The number of overdoes have doubled in the last year, according to WLWT. In 2016, the total number of overdoses was 532. Not even halfway through 2017, the city has reported a record high 577 overdoses.
The amount of community service required will depend on the amount of money it cost the city for the emergency response. Seems fair enough, right? Well, the controversial aspect of the “three strike system” comes after an addict has been revived twice by the city through the administration of Narcan.
Picard stated in a meeting: “If the dispatcher determines that the person who’s overdosed is someone who’s been part of the program for two previous overdoses and has not completed the community service and has not cooperated in the program, then we wouldn’t dispatch.”
Picard has made it clear that this may not fix the city’s rampant drug problem, but it will save the city money. Narcan treatments cost Middletown over $11,000 last year. This year the amount has almost tripled, and is currently sitting at $30,000.
Middleton’s Fire Department explained why his responders would not roll out if the dispatcher determines that this is the third time they’ve been called to treat an addict.
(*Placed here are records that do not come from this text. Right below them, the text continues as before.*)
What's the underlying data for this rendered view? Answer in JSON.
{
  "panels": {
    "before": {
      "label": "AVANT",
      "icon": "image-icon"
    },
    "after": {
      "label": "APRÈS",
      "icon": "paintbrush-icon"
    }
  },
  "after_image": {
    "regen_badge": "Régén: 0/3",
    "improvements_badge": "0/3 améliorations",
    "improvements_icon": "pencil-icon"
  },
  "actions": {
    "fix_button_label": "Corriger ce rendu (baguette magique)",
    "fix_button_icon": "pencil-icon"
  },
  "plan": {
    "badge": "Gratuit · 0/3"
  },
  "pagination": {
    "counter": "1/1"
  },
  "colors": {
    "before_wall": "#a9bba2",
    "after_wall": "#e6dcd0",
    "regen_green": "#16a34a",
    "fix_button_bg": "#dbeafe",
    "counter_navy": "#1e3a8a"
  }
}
According to Fire Chief Paul Lolli, he and his men are required “by law” to give Narcan to an overdosing patient if they arrive on scene.
If the fire department is never dispatched, then they wouldn’t be required to administer the costly drug.
Lolli said, “We are faced with stress on our services, particularly the EMS services where we can do six to eight opioid overdose runs a day.” Lolli is, however, opposed to Picard’s plan, stating “it’s our job to save patients, regardless of cost.”
It’s currently unclear if this proposal will ever be put into place, but the plan has undoubtedly stirred up debate in what has become a national epidemic.